- The banner states that monitoring will be for any purpose.
- Example: “…at any time and for any purpose.”
- The banner states that monitoring may be done by the entity or any person or entity authorized by the entity.
- Example: “…monitoring or disclosure to any entity authorized by [ENTITY].”
- The banner explains to users that they have “no reasonable expectation of privacy” regarding communications or data in transit or stored on the system.
- Example: “You are acknowledging that you have no reasonable expectation of privacy regarding your use of this system.”
- The banner clarifies that the given consent covers personal use of the system (such as personal emails or websites, or use on breaks or after hours) as well as official or work-related use.
- Example: “…including work-related use and personal use without exception….”
- The banner is definitive about the fact of monitoring, rather than being conditional or speculative.
- Example: “…will be monitored…”
- The banner expressly obtains consent from the user and does not merely provide notification.
- Note: click-through banners can be best because they force the user to interact with the language.
- Note: supporting processes should generally also preserve/provide evidence of the user’s agreement to the terms.
- Example: “By using this system, you are acknowledging and consenting to…”
- Example: “By clicking [ACCEPT] below…you consent to…”
- Nothing in the remainder of the banner or associated policies, agreements, training, etc., is inconsistent with, or otherwise undercuts, the elements of the banner.
By clicking [ACCEPT] below you acknowledge and consent to the following:
All communications and data transiting, traveling to or from, or stored on this system will be monitored. You consent to the unrestricted monitoring, interception, recording, and searching of all communications and data transiting, traveling to or from, or stored on this system at any time and for any purpose by [the ENTITY] and by any person or entity, including government entities, authorized by [the ENTITY]. You also consent to the unrestricted disclosure of all communications and data transiting, traveling to or from, or stored on this system at any time and for any purpose to any person or entity, including government entities, authorized by [the ENTITY]. You are acknowledging that you have no reasonable expectation of privacy regarding your use of this system.
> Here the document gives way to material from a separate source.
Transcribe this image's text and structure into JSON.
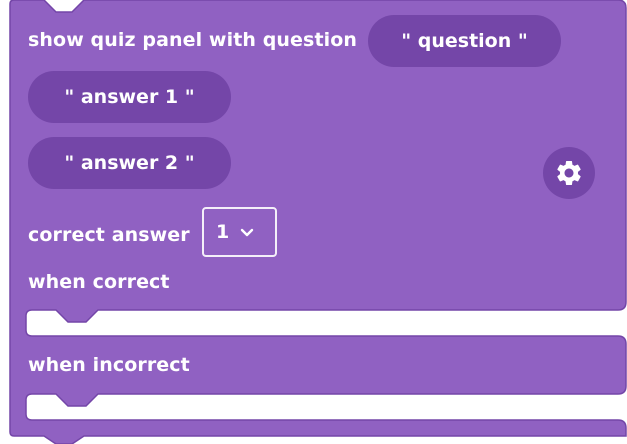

These acknowledgments and consents cover all use of the system, including work-related use and personal use without exception.
Note: due to variances among enterprise networks and associated election infrastructure, organizations should not consider these best practices a prescriptive solution for all cybersecurity risks.